    2. Stratification and mixing affect the availability of nutrients, including nitrate, in the surface water (see background information at the beginning of lab activity 7.2 or additional materials provided by your instructor). Based on your answer to Question 8 above, during which season would you expect high nitrate concentrations at the surface? During which season would you expect low nitrate concentrations? Does this agree with what you found in the graph? Justify your answer and list actual values from the graph or table.

Reflection question

  1. Take a closer look at the nitrate concentration at the beginning of April: over the course of a few days, it drops sharply. Nitrate then remains fairly low throughout April despite the colder surface water temperatures indicating some degree of mixing.
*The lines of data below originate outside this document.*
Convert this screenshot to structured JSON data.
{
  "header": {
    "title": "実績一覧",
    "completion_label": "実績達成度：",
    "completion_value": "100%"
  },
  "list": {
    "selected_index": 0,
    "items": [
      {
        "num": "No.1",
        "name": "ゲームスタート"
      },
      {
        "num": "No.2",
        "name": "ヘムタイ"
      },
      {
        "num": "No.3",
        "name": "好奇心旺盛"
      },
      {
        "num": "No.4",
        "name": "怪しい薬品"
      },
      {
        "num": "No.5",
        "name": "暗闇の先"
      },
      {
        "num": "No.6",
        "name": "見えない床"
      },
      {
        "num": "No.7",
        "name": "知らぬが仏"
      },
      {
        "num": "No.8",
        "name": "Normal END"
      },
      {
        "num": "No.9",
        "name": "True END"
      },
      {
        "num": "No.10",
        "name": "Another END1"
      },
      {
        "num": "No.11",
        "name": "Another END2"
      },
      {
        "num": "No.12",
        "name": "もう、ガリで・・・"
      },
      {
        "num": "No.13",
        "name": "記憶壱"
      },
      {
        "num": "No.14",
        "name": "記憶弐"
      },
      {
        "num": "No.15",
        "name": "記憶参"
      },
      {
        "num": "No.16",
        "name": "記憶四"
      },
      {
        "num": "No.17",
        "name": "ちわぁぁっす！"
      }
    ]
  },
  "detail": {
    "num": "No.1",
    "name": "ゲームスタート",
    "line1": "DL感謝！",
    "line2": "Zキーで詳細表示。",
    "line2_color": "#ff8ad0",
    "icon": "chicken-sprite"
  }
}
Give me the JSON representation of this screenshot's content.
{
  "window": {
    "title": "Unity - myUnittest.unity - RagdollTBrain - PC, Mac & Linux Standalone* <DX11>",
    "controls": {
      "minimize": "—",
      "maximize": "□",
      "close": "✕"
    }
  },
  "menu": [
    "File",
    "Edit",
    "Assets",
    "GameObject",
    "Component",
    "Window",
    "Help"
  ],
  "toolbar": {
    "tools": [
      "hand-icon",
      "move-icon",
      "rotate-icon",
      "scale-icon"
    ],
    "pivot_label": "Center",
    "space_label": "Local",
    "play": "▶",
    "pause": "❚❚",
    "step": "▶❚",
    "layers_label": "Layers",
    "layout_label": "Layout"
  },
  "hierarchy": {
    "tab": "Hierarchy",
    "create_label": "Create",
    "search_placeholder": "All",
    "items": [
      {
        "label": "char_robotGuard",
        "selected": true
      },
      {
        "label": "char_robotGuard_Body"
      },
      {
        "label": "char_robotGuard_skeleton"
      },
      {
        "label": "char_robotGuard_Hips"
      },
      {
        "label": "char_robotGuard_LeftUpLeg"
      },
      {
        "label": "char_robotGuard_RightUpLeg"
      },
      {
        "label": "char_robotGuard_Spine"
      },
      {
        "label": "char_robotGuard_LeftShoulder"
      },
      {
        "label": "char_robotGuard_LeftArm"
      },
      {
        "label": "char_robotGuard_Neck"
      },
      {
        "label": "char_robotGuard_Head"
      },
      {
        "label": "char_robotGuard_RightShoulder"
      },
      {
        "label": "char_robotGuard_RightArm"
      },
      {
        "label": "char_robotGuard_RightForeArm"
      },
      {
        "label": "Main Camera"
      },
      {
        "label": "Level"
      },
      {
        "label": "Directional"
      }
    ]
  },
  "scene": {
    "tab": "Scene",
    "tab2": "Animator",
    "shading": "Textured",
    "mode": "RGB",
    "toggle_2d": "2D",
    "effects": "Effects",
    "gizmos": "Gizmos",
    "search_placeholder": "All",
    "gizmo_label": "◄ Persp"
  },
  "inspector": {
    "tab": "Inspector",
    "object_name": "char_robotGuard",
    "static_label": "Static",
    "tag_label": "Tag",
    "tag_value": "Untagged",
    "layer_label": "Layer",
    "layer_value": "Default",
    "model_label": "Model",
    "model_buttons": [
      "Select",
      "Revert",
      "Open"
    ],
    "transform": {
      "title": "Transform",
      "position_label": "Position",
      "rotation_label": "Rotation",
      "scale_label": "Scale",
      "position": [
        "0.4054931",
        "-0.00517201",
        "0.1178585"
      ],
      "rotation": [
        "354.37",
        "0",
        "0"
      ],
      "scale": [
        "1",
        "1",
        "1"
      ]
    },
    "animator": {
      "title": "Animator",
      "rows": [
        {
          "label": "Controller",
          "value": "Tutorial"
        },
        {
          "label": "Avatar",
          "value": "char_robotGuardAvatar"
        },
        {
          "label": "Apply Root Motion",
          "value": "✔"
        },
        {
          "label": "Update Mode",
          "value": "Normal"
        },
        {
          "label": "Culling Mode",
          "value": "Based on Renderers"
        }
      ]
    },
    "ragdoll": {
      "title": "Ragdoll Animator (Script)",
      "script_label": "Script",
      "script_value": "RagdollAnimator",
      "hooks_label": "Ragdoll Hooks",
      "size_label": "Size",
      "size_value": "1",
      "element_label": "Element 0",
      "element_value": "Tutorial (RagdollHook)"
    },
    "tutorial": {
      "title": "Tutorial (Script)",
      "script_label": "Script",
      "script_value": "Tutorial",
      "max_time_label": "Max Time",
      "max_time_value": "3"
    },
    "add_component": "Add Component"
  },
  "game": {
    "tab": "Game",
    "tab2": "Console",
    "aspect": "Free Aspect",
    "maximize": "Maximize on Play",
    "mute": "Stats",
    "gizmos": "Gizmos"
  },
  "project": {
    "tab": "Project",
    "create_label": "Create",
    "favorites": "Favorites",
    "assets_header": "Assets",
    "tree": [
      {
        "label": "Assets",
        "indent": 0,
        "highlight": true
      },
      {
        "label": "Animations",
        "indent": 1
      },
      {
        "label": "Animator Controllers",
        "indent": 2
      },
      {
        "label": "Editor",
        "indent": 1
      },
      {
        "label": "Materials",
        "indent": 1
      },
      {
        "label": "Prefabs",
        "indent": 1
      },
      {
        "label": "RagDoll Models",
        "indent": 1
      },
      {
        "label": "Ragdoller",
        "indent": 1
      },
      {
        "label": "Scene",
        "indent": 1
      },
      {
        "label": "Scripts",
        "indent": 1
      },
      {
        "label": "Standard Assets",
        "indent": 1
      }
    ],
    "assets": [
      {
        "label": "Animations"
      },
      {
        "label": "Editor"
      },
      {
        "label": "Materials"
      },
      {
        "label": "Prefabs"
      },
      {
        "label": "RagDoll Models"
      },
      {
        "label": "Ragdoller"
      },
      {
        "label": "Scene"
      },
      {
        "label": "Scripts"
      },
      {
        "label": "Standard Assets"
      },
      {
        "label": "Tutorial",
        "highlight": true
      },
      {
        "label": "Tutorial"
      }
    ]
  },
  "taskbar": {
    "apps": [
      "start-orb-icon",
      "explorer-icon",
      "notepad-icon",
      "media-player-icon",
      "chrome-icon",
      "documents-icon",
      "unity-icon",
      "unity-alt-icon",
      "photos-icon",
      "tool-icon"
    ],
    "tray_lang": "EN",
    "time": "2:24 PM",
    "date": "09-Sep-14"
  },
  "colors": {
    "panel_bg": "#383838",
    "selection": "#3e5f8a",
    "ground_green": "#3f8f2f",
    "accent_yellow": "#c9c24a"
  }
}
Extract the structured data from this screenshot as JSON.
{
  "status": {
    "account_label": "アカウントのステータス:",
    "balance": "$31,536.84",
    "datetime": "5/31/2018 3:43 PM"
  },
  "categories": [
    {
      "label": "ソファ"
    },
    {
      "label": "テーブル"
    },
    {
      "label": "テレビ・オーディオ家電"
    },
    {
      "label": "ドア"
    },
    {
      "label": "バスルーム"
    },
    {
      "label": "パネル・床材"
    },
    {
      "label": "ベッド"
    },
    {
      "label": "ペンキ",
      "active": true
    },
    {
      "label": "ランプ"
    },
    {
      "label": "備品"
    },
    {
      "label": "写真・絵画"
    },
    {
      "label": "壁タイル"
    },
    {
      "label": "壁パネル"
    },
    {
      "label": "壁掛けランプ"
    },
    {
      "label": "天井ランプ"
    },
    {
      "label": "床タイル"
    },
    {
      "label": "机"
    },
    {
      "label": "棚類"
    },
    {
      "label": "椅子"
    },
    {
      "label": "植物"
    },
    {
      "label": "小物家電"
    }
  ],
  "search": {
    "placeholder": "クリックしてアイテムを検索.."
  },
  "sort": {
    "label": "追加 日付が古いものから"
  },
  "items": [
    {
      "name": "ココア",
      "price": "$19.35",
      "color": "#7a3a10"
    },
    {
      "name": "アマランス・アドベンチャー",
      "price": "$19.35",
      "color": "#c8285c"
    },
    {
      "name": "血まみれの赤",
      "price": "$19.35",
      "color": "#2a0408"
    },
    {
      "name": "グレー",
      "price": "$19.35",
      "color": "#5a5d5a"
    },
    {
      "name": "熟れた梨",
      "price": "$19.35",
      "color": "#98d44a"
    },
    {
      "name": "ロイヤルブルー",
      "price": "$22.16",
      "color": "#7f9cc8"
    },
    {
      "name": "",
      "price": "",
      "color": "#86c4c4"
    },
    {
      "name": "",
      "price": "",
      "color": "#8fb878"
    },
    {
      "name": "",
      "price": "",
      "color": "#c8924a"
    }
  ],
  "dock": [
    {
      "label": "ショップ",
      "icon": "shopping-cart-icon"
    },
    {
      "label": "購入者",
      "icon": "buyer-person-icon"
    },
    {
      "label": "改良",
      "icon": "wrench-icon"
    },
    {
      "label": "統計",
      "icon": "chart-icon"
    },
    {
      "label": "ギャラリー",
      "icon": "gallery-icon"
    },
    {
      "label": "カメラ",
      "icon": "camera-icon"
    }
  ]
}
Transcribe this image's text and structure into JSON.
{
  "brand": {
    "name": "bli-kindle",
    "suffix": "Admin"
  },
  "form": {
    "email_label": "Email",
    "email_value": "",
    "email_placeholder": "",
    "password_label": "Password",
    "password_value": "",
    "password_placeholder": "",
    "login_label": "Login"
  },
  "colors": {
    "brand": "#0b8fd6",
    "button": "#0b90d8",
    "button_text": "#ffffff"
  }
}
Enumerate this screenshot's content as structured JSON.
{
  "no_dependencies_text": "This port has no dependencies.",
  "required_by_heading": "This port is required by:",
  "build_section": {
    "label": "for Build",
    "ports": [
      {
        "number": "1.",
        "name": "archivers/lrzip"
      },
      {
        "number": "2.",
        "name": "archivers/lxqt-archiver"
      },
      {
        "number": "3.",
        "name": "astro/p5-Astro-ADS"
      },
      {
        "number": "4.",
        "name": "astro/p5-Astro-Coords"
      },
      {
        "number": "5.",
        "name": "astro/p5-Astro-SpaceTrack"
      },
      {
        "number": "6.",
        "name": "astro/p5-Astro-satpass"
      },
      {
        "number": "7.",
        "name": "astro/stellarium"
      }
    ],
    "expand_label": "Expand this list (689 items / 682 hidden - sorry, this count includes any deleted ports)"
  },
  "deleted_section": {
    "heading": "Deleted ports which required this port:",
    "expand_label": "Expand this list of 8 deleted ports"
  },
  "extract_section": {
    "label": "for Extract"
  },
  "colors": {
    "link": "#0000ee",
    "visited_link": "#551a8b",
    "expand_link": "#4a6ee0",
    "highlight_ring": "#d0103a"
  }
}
What might most likely be responsible for this drop in nitrate and the continued low nitrate values despite mixing?
  1. The area around the Coastal Pioneer Array recently has been identified as a high-use area for the North Atlantic Right Whales, especially during certain times of the year. During which season(s) would you expect the whales to spend time near the array, and why? In your explanation, include a detailed discussion of a) the factors leading to seasonal variability of phytoplankton abundance (from activity 7.2), b) the effect this has on the availability of food for the whales (from introduction to Lab 7 and activity 7.1), and c) how these factors informed your choice of season.